By Sreekumar Raghavan

MUMBAI: The world is moving from super critical technology to ultra super critical technology to reduce carbon emissions in coal fired power plants. Sequestrian technology that can capture CO2 and bury it underground is also gaining momentum with many countries conducting R D to make it viable by 2020.

It is against this background that International Finance Corporation s (IFC) defence of the 4000 MW power project of Tata Power Co Ltd should be assessed. On Tuesday, major environmental groups had urged the World Bank to reconsider funding of the $4.2 bn ulta mega power project in Gujarat.

Responding to Commodity Online s story Why is Tata Power silent on Mundra Power Plant , Ruhee Dhar, Associate Sr Consultant of IFC provided us the following details. The (Mundra) project uses supercritical technology.

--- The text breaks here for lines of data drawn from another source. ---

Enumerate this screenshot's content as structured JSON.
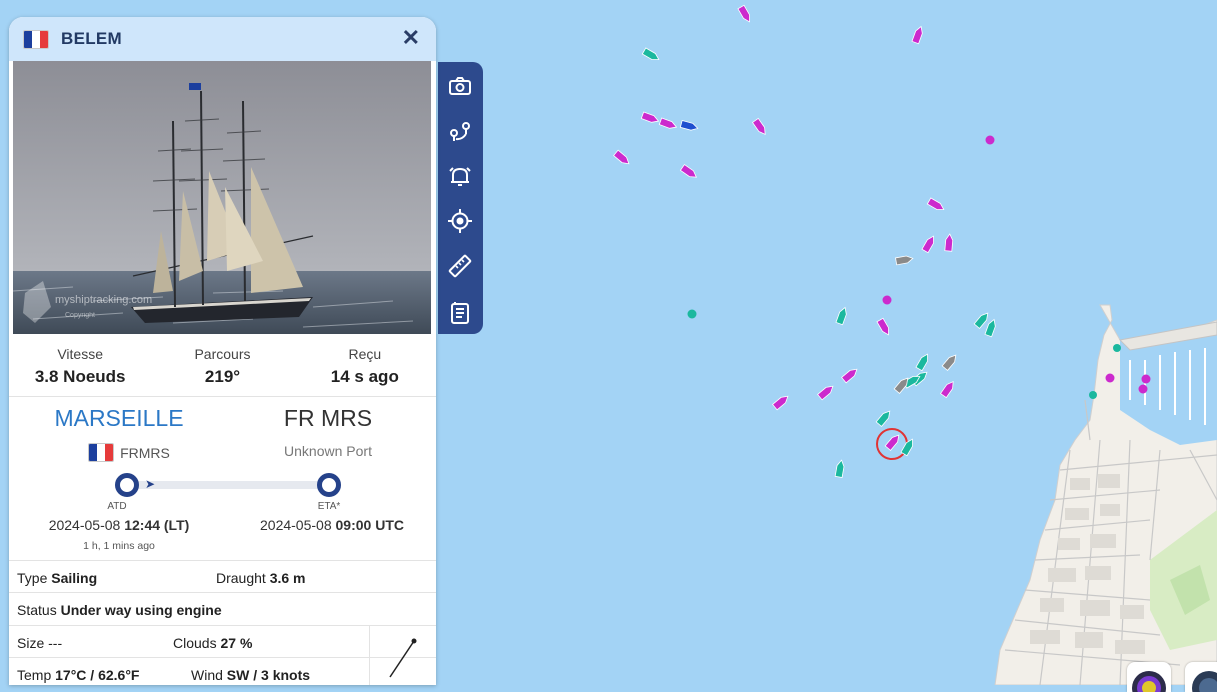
{
  "vessel": {
    "name": "BELEM",
    "flag": "france-flag",
    "photo_watermark": "myshiptracking.com",
    "photo_credit": "Copyright"
  },
  "stats": [
    {
      "label": "Vitesse",
      "value": "3.8 Noeuds"
    },
    {
      "label": "Parcours",
      "value": "219°"
    },
    {
      "label": "Reçu",
      "value": "14 s ago"
    }
  ],
  "route": {
    "origin": {
      "name": "MARSEILLE",
      "code": "FRMRS",
      "flag": "france-flag"
    },
    "destination": {
      "name": "FR MRS",
      "port": "Unknown Port"
    },
    "atd_label": "ATD",
    "eta_label": "ETA*",
    "atd_date": "2024-05-08",
    "atd_time": "12:44 (LT)",
    "atd_ago": "1 h, 1 mins ago",
    "eta_date": "2024-05-08",
    "eta_time": "09:00 UTC"
  },
  "details": {
    "type_label": "Type",
    "type_value": "Sailing",
    "draught_label": "Draught",
    "draught_value": "3.6 m",
    "status_label": "Status",
    "status_value": "Under way using engine",
    "size_label": "Size",
    "size_value": "---",
    "clouds_label": "Clouds",
    "clouds_value": "27 %",
    "temp_label": "Temp",
    "temp_value": "17°C / 62.6°F",
    "wind_label": "Wind",
    "wind_value": "SW / 3 knots"
  },
  "toolbar": [
    "camera-icon",
    "route-pins-icon",
    "alarm-bell-icon",
    "locate-target-icon",
    "ruler-icon",
    "document-icon"
  ],
  "colors": {
    "sea": "#a3d3f5",
    "header": "#cfe6fb",
    "toolbar": "#2d4a8d",
    "origin_link": "#2b78c6",
    "vessel_passenger": "#cc2acd",
    "vessel_cargo": "#1bb89e",
    "vessel_other": "#8a8a8a",
    "vessel_tanker": "#1f4fcf",
    "selected_ring": "#e03434"
  }
}
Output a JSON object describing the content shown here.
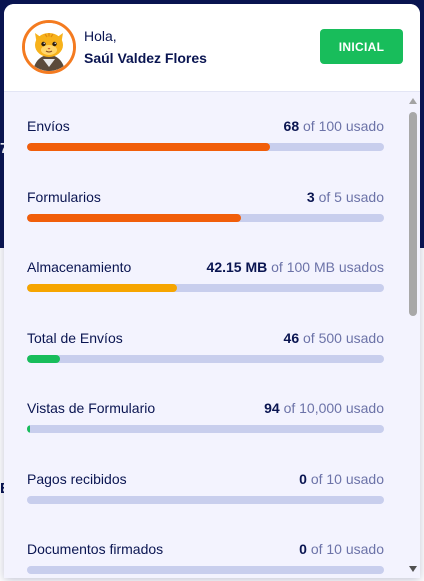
{
  "header": {
    "greeting": "Hola,",
    "user_name": "Saúl Valdez Flores",
    "plan_button_label": "INICIAL"
  },
  "background": {
    "edge_glyph_1": "7",
    "edge_glyph_2": "E"
  },
  "usage": {
    "of_text": "of",
    "items": [
      {
        "label": "Envíos",
        "value": "68",
        "limit_text": "100 usado",
        "fraction": 0.68,
        "color": "#f15e0a"
      },
      {
        "label": "Formularios",
        "value": "3",
        "limit_text": "5 usado",
        "fraction": 0.6,
        "color": "#f15e0a"
      },
      {
        "label": "Almacenamiento",
        "value": "42.15 MB",
        "limit_text": "100 MB usados",
        "fraction": 0.4215,
        "color": "#f6a500"
      },
      {
        "label": "Total de Envíos",
        "value": "46",
        "limit_text": "500 usado",
        "fraction": 0.092,
        "color": "#18bd5b"
      },
      {
        "label": "Vistas de Formulario",
        "value": "94",
        "limit_text": "10,000 usado",
        "fraction": 0.0094,
        "color": "#18bd5b"
      },
      {
        "label": "Pagos recibidos",
        "value": "0",
        "limit_text": "10 usado",
        "fraction": 0,
        "color": "#18bd5b"
      },
      {
        "label": "Documentos firmados",
        "value": "0",
        "limit_text": "10 usado",
        "fraction": 0,
        "color": "#18bd5b"
      }
    ]
  },
  "colors": {
    "brand_navy": "#0a1551",
    "track": "#c8ceed",
    "panel_bg": "#f3f3fe",
    "plan_button": "#18bd5b",
    "avatar_ring": "#f47b20"
  }
}
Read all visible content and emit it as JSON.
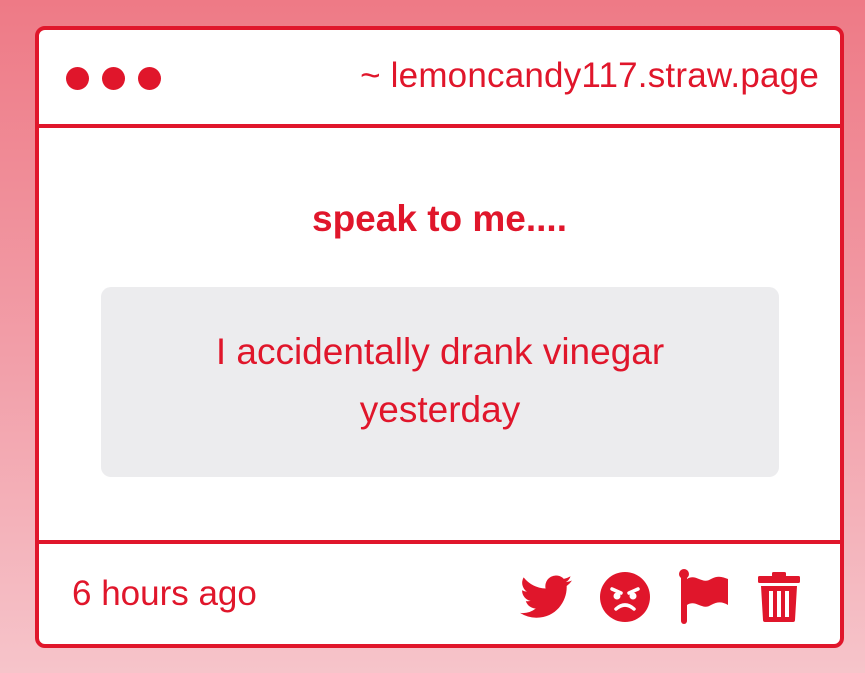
{
  "window": {
    "url": "~ lemoncandy117.straw.page"
  },
  "content": {
    "prompt": "speak to me....",
    "message": "I accidentally drank vinegar yesterday"
  },
  "footer": {
    "timestamp": "6 hours ago",
    "actions": [
      {
        "icon": "twitter-icon"
      },
      {
        "icon": "angry-face-icon"
      },
      {
        "icon": "flag-icon"
      },
      {
        "icon": "trash-icon"
      }
    ]
  },
  "colors": {
    "accent": "#e0162b",
    "box": "#ececee",
    "background_top": "#ee7a86",
    "background_bottom": "#f6c4ca"
  }
}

This technology and the choice of unit sizes will help the project produce lower greenhouse gas emissions than regular coal fired power stations.

Supercritical technology will help the project achieve higher efficiency, which saves fuel and reduces greenhouse gas emissions.

The greenhouse gas emissions per kilowatt hour of energy generated will be about 750 grams of carbon dioxide per kWh, as compared to India s national average of 1,259 g CO2/ kWh for coal based power plants.

The world average is 919 g CO2/ kWh, while the average for OECD countries is 888 g CO2/ kWh. (Figures are for 2005.)

As compared to any other subcritical power plant in India, this project will avoid burning 1.7 million tonnes of coal per year, thus averting carbon emissions of 3.6 million tonnes per year, according to IFC s documents.

In China, a research project of Ultra Supercritical Coal Fired Power Generation Technology supported by the National 863 Program and undertaken jointly by the former State Power Corp., China Huaneng Group and China Power Investment Corporation, passed acceptance check recently.

Proponents of ultra supercritical technology argue that it is a superior technology when compared to supercritical technology. This terminology is used to differentiate the pressure and temperature conditions of the steam as compared to other types of coal plants with lower pressure and temperature conditions.

The ultra supercritical cycle is currently the most advanced steam power cycle that has been developed that is both economical and reliable, according to experts.

Environmentally, it is the cleanest commercially viable pulverized coal technology. The advantage of using ultra supercritical technology over other types of pulverized coal technology is that it takes less energy to convert the water used in the power generating process to steam. This means that less fuel needs to be burned to generate the same amount of power.

When compared to older technologies, the ultra supercritical power plants operate at increased efficiency and, as such, have considerably lower fuel costs.

For example, the average efficiency of an older coal plant is around 36 38% while a newer super critical plant can achieve an overall efficiency in the range of 43 45% and the most advanced ultra supercritical plant can achieve up to 50% efficiency, according information provided in various web sites.

These increases in plant efficiency can reduce CO2 emissions by a ratio of 2 to 1 (i.e. a one percentage point increase in efficiency reduces emissions by around two percent).

The promise of sequestration technology is that the large amount of carbon dioxide produced as a byproduct of coal fired electricity generation can be captured at the source and stored so that the amount of carbon dioxide released into the atmosphere is significantly reduced if not eliminated entirely.

Although existing sequestration technology is currently not considered to be commercially viable, capital investment is occurring to develop sequestration technology that can be utilized in a commercial way in US coal plants by the year 20206, according to the National Energy Technology Laboratory.

Whether Tata Power Co is using the latest technology available is still a debatable question. World Bank too has been endorsing Supercritical technology when the next generations of technologies to reduce carbon emissions are currently available.